‘We have seen an increase in requests for our systems due to the ease of install and the practically of the system,’ agrees Mr Johnson. ‘A well designed lighting system can make any space more usable, and with more and more houses of worship opening up their spaces for multi-purpose events, the need for a suitable lighting design with individually controlled lamps which can be set for any activity is a must.’
Architectural lighting fixtures are not as specialised as theatrical or performance lighting fixtures, and are therefore less expensive. ‘However new technology is always more expensive than old technology so investing in energy saving LED could cost more than installing standard incandescent lighting fixtures,’ notes Mr Pease. ‘Churches should look at the amount of savings they expect from their investment and make sure that they see a return on that investment in at least three years.’
Whether or not a HOW’s technical inventory is energy efficient also a key consideration in today’s market, with the majority of churches keen to invest in long lasting and cost-efficient products.
‘Many architectural lighting systems are designed to harvest natural light and the lighting control system is there to provide additional illumination when required,’ Mr Pease elaborates. ‘Some systems use LED or fluorescent lights to reduce electrical consumption, while some are used to turn on lights only when the space is occupied – both great examples of ways a lighting system can be more efficient and provide energy savings.’
‘It is our responsibility to promote energy efficiency,’ asserts Mr Stanziano, ‘but there is a balance that exists between designing an aesthetic worship setting and “going green.” Adding a control device offers savings over the life of the building by only using the systems when necessary, reducing lamp usage and replacement.’

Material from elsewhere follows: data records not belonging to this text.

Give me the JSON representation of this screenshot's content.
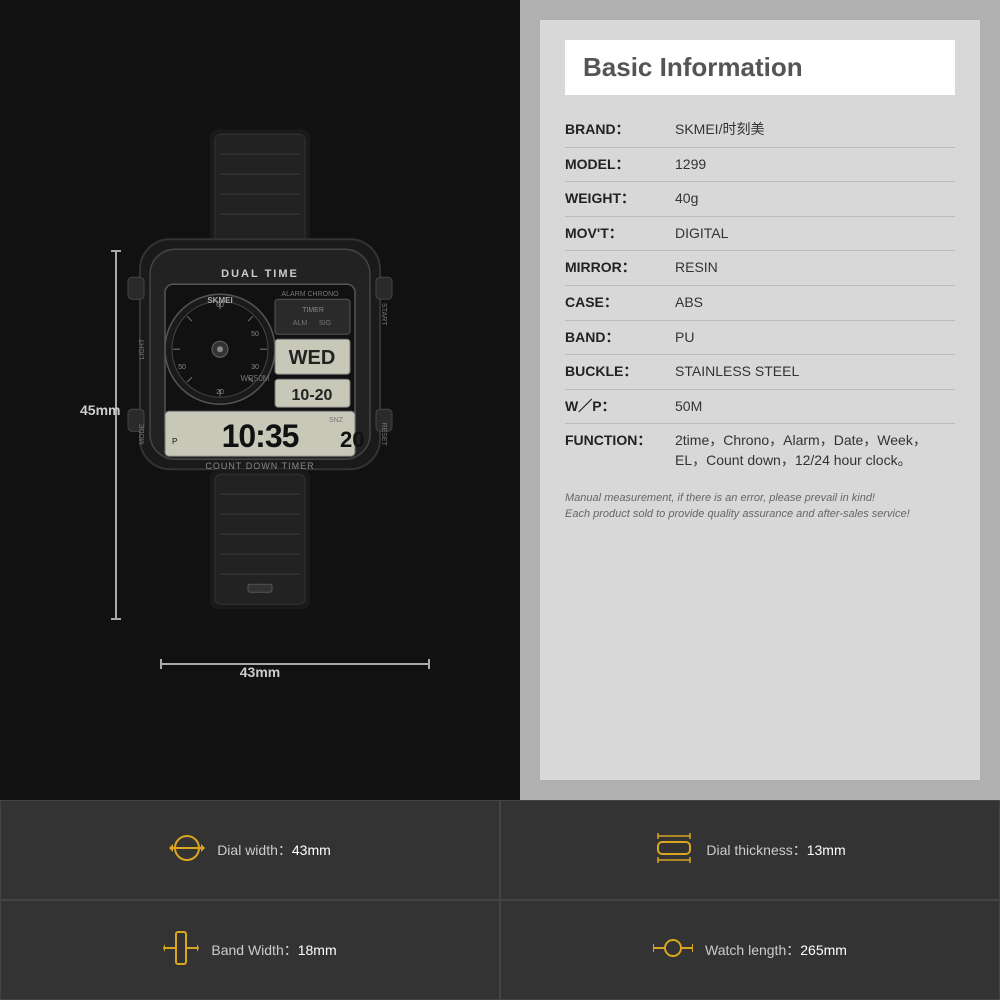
{
  "watch": {
    "dim_height": "45mm",
    "dim_width": "43mm"
  },
  "info": {
    "title": "Basic Information",
    "rows": [
      {
        "label": "BRAND：",
        "value": "SKMEI/时刻美"
      },
      {
        "label": "MODEL：",
        "value": "1299"
      },
      {
        "label": "WEIGHT：",
        "value": "40g"
      },
      {
        "label": "MOV'T：",
        "value": "DIGITAL"
      },
      {
        "label": "MIRROR：",
        "value": "RESIN"
      },
      {
        "label": "CASE：",
        "value": "ABS"
      },
      {
        "label": "BAND：",
        "value": "PU"
      },
      {
        "label": "BUCKLE：",
        "value": "STAINLESS STEEL"
      },
      {
        "label": "W／P：",
        "value": "50M"
      },
      {
        "label": "FUNCTION：",
        "value": "2time，Chrono，Alarm，Date，Week，EL，Count down，12/24 hour clock。"
      }
    ],
    "disclaimer": "Manual measurement, if there is an error, please prevail in kind!\nEach product sold to provide quality assurance and after-sales service!"
  },
  "specs": [
    {
      "icon": "⌚",
      "label": "Dial width：",
      "value": "43mm"
    },
    {
      "icon": "⇔",
      "label": "Dial thickness：",
      "value": "13mm"
    },
    {
      "icon": "▐",
      "label": "Band Width：",
      "value": "18mm"
    },
    {
      "icon": "⟺",
      "label": "Watch length：",
      "value": "265mm"
    }
  ]
}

Crucially, buying a quality product is the only way to ensure that the lighting system will provide value and longevity. ‘If your buying decision is based strictly on price then you can rely on the old adage that you get what you pay for,’ Mr Pease advises. ‘Look for an established manufacturer that has a proven track record, and look for a company that provides the best warranty.’